Participants had to systematically identify the various factors that would affect the collective aim of creating a self-sustaining life for the children of Bangalore. Bangalore, which, as a sub-set of India and the world, has been and will be affected by local, national and international events.  The groups ideated, deliberated, set up conversations and dialogues and zeroed in on key areas on which they presented.

A Flawed Delivery System

A dialogue of constructive depth and detail started around health and nutrition which came up as a common concern.

Ashok Kamath, Chairman, Akshara Foundation, shared one of the serious limitations to afflict this sector, which is the extremely low pay of employees working in child healthcare. He said that even though there was no argument in anyone’s mind about the importance of ensuring good nutrition, this anomaly in the delivery system interferes strongly with the deliverables.

He then stressed on synergistic efforts towards uplifting the basic learning and nutrition levels of children, as they are staggeringly low. It is not about money as there is enough of it. It is about the collective efforts that we are yet to make, he emphasized.

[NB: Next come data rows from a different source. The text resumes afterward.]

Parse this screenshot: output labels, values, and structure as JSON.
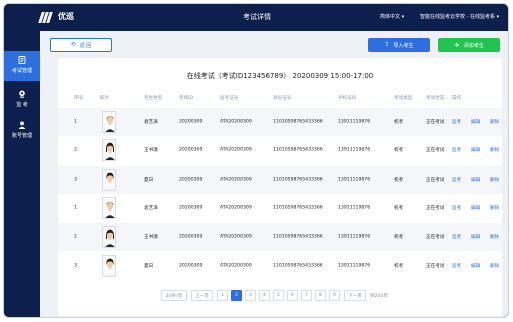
{
  "topbar": {
    "brand": "优巡",
    "page_title": "考试详情",
    "language": "简体中文 ▾",
    "school": "智能在线监考云学校 - 在线监考系 ▾"
  },
  "sidebar": {
    "items": [
      {
        "label": "考试管理",
        "icon": "document-icon"
      },
      {
        "label": "监 考",
        "icon": "monitor-icon"
      },
      {
        "label": "账号管理",
        "icon": "user-icon"
      }
    ]
  },
  "toolbar": {
    "back_label": "返 回",
    "import_label": "导入考生",
    "add_label": "添加考生"
  },
  "exam": {
    "title": "在线考试（考试ID123456789）  20200309 15:00-17:00"
  },
  "table": {
    "headers": [
      "序号",
      "照片",
      "考生姓名",
      "考场ID",
      "准考证号",
      "身份证号",
      "手机号码",
      "考试类型",
      "考试状态",
      "操作"
    ],
    "rows": [
      {
        "index": "1",
        "name": "袁艺泽",
        "room": "20200309",
        "ticket": "ATA20200309",
        "idcard": "11010598765433366",
        "phone": "13911119876",
        "type": "机考",
        "status": "正在考试",
        "photo": "male"
      },
      {
        "index": "2",
        "name": "王书潇",
        "room": "20200309",
        "ticket": "ATA20200309",
        "idcard": "11010598765433366",
        "phone": "13911119876",
        "type": "机考",
        "status": "正在考试",
        "photo": "female"
      },
      {
        "index": "3",
        "name": "夏日",
        "room": "20200309",
        "ticket": "ATA20200309",
        "idcard": "11010598765433366",
        "phone": "13911119876",
        "type": "机考",
        "status": "正在考试",
        "photo": "girl"
      },
      {
        "index": "1",
        "name": "袁艺泽",
        "room": "20200309",
        "ticket": "ATA20200309",
        "idcard": "11010598765433366",
        "phone": "13911119876",
        "type": "机考",
        "status": "正在考试",
        "photo": "male"
      },
      {
        "index": "2",
        "name": "王书潇",
        "room": "20200309",
        "ticket": "ATA20200309",
        "idcard": "11010598765433366",
        "phone": "13911119876",
        "type": "机考",
        "status": "正在考试",
        "photo": "female"
      },
      {
        "index": "3",
        "name": "夏日",
        "room": "20200309",
        "ticket": "ATA20200309",
        "idcard": "11010598765433366",
        "phone": "13911119876",
        "type": "机考",
        "status": "正在考试",
        "photo": "girl"
      }
    ],
    "actions": {
      "proctor": "监考",
      "edit": "编辑",
      "delete": "删除"
    }
  },
  "pagination": {
    "page_size": "20条/页",
    "prev": "上一页",
    "pages": [
      "1",
      "2",
      "3",
      "4",
      "5",
      "6",
      "7",
      "8",
      "9"
    ],
    "current": "2",
    "next": "下一页",
    "jump": "到200页"
  },
  "colors": {
    "nav_bg": "#0d1f4c",
    "accent": "#2e6fe0",
    "add_green": "#21c44f"
  }
}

Speaking of nutrition he turned towards corruption in government departments, particularly in Bangalore, as an important factor preventing any development despite the resources and the laws.

On Good Governance

A discussion took place on good governance, and Kanchan Bannerjee, Managing Trustee, Akshara Foundation, suggested that government use the good examples already developed by non-profit organizations and put them into effect.
Decentralizing delivery models, government transparency, the shortcomings in our education system in creating children who are inquisitive, and questions of design, structure and leadership entered the dialogue.

Key Value Drivers

The four value drivers that emerged to be taken up at a macro level were:  Governance and Leadership; Education; Health and Wellness; and Data Transparency. The groups were asked to place on record their level of self-belief in these as the issues they must coalesce around, these as the issues which would bring about an actual difference in nurturing and resourcing the children of Bangalore for a self-sustaining life. 

There was some hesitation, an occasional lack of confidence, a lack of preparedness to commit; there were divergent views, tangential views, a critical note even, sometimes a mismatch with what was on the table and a lack of collectivism. Matt Clarke steered the groups to coherence and clarity and they laid down objectives, actions that would be taken, and a time-frame to achieve them. 

End of Day

The importance of each of the four value drivers were discussed and tangible deliverables were identified. The groups committed to take this creative dialogue forward, agreeing to meet in April 2013, Matt Clarke as catalyst once again. The report concludes that in culmination participants shared their feelings about this experience. The day had been long and packed, but the focus, the thoughts that found expression and the excellent design package of the activities left most of them energized, enriched and inquisitive.